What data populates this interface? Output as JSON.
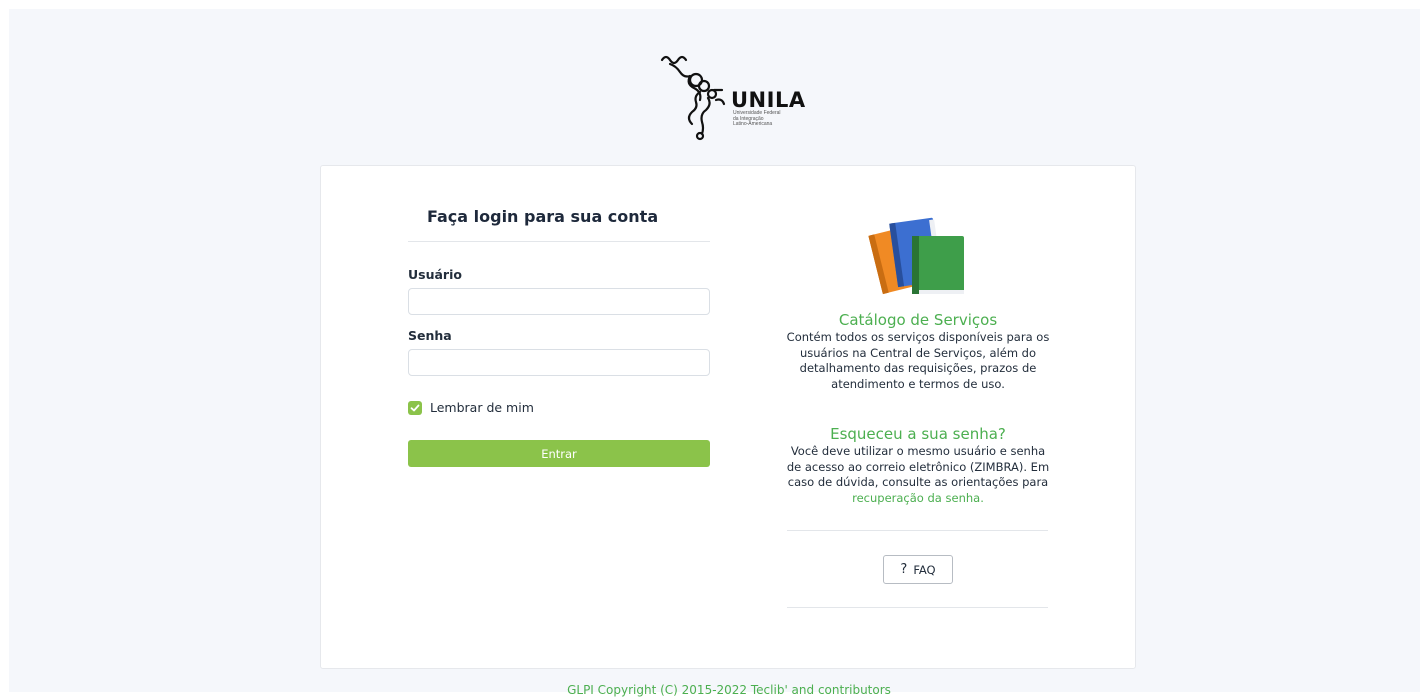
{
  "logo": {
    "wordmark": "UNILA",
    "subtitle_lines": [
      "Universidade Federal",
      "da Integração",
      "Latino-Americana"
    ]
  },
  "login": {
    "title": "Faça login para sua conta",
    "username_label": "Usuário",
    "username_value": "",
    "password_label": "Senha",
    "password_value": "",
    "remember_label": "Lembrar de mim",
    "remember_checked": true,
    "submit_label": "Entrar"
  },
  "catalog": {
    "icon": "books-icon",
    "heading": "Catálogo de Serviços",
    "text": "Contém todos os serviços disponíveis para os usuários na Central de Serviços, além do detalhamento das requisições, prazos de atendimento e termos de uso."
  },
  "forgot": {
    "heading": "Esqueceu a sua senha?",
    "text": "Você deve utilizar o mesmo usuário e senha de acesso ao correio eletrônico (ZIMBRA). Em caso de dúvida, consulte as orientações para",
    "link_text": "recuperação da senha."
  },
  "faq": {
    "icon": "question-mark-icon",
    "label": "FAQ"
  },
  "footer": {
    "text": "GLPI Copyright (C) 2015-2022 Teclib' and contributors"
  },
  "colors": {
    "accent": "#8bc34a",
    "link": "#4caf50",
    "page_bg": "#f5f7fb"
  }
}
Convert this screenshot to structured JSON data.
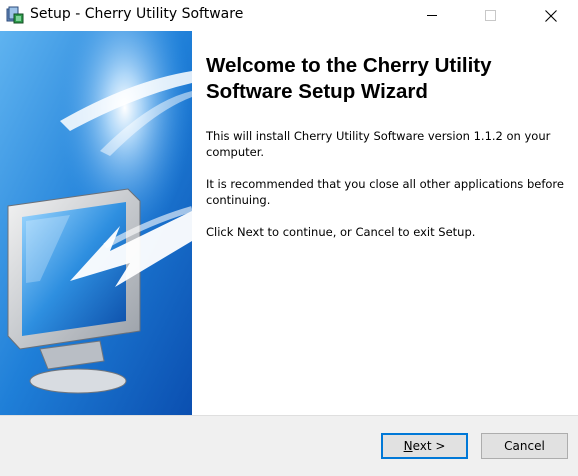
{
  "window": {
    "title": "Setup - Cherry Utility Software",
    "icon": "installer-icon",
    "controls": {
      "minimize": "minimize-icon",
      "maximize": "maximize-icon",
      "close": "close-icon",
      "close_glyph": "✕"
    }
  },
  "wizard": {
    "heading": "Welcome to the Cherry Utility Software Setup Wizard",
    "paragraphs": [
      "This will install Cherry Utility Software version 1.1.2 on your computer.",
      "It is recommended that you close all other applications before continuing.",
      "Click Next to continue, or Cancel to exit Setup."
    ]
  },
  "buttons": {
    "next_mnemonic": "N",
    "next_rest": "ext >",
    "cancel": "Cancel"
  },
  "colors": {
    "banner_blue": "#1a6fd0",
    "focus_border": "#0078d7",
    "footer_bg": "#f0f0f0"
  }
}
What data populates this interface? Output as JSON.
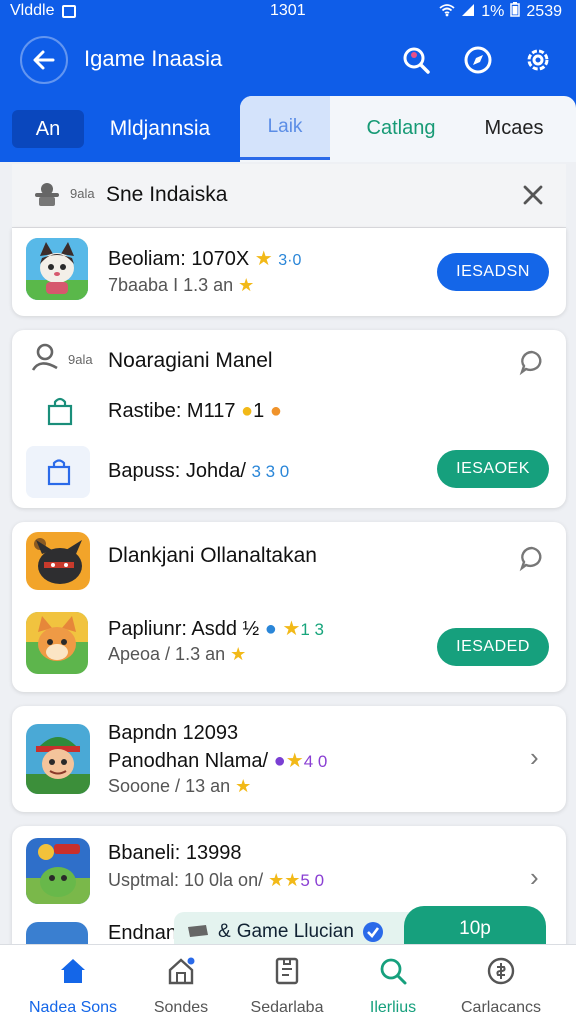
{
  "status_bar": {
    "left_text": "Vlddle",
    "time": "1301",
    "battery": "1%",
    "right_time": "2539"
  },
  "app_bar": {
    "title": "Igame Inaasia"
  },
  "tabs": {
    "app": "An",
    "mid": "Mldjannsia",
    "laik": "Laik",
    "catalog": "Catlang",
    "more": "Mcaes"
  },
  "section_header": {
    "prefix": "9ala",
    "title": "Sne Indaiska"
  },
  "cards": [
    {
      "rows": [
        {
          "title": "Beoliam: 1070X",
          "rating": "3·0",
          "sub": "7baaba I 1.3 an",
          "button": "IESADSN"
        }
      ]
    },
    {
      "header": {
        "prefix": "9ala",
        "title": "Noaragiani Manel"
      },
      "rows": [
        {
          "title": "Rastibe: M117",
          "extra": "1"
        },
        {
          "title": "Bapuss: Johda/",
          "rating": "3 3 0",
          "button": "IESAOEK"
        }
      ]
    },
    {
      "header": {
        "title": "Dlankjani Ollanaltakan"
      },
      "rows": [
        {
          "title": "Papliunr: Asdd  ½",
          "rating": "1 3",
          "sub": "Apeoa / 1.3 an",
          "button": "IESADED"
        }
      ]
    },
    {
      "rows": [
        {
          "title": "Bapndn 12093",
          "title2": "Panodhan Nlama/",
          "rating": "4 0",
          "sub": "Sooone / 13 an"
        }
      ]
    },
    {
      "rows": [
        {
          "title": "Bbaneli: 13998",
          "sub": "Usptmal: 10 0la on/",
          "rating": "5 0"
        },
        {
          "title": "Endnand"
        }
      ]
    }
  ],
  "floating_bar": {
    "left_text": "Game Llucian",
    "right_text": "10p"
  },
  "bottom_nav": [
    {
      "label": "Nadea Sons",
      "active": true
    },
    {
      "label": "Sondes"
    },
    {
      "label": "Sedarlaba"
    },
    {
      "label": "Ilerlius"
    },
    {
      "label": "Carlacancs"
    }
  ],
  "colors": {
    "primary": "#0f5de8",
    "green": "#16a07d",
    "star": "#f2b918"
  }
}
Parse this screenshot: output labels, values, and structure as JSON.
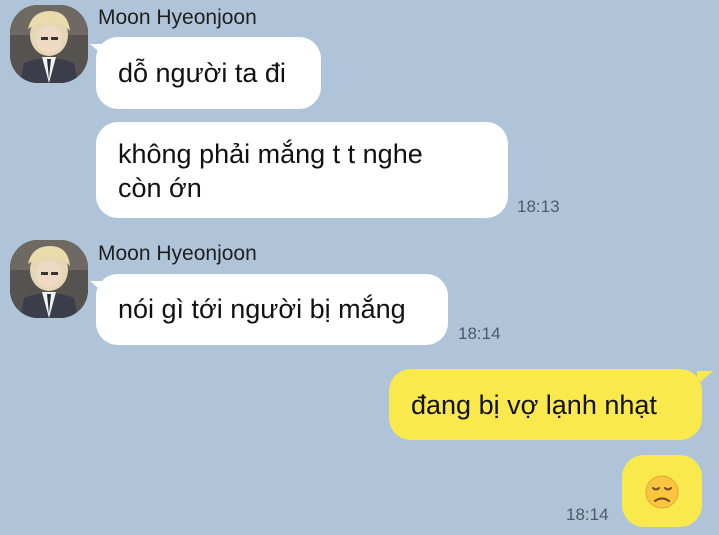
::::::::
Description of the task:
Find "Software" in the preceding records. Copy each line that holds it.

Expected output:
    "title": "Setup - Cherry Utility Software",
    "heading": "Welcome to the Cherry Utility Software Setup Wizard",
      "This will install Cherry Utility Software version 1.1.2 on your computer.",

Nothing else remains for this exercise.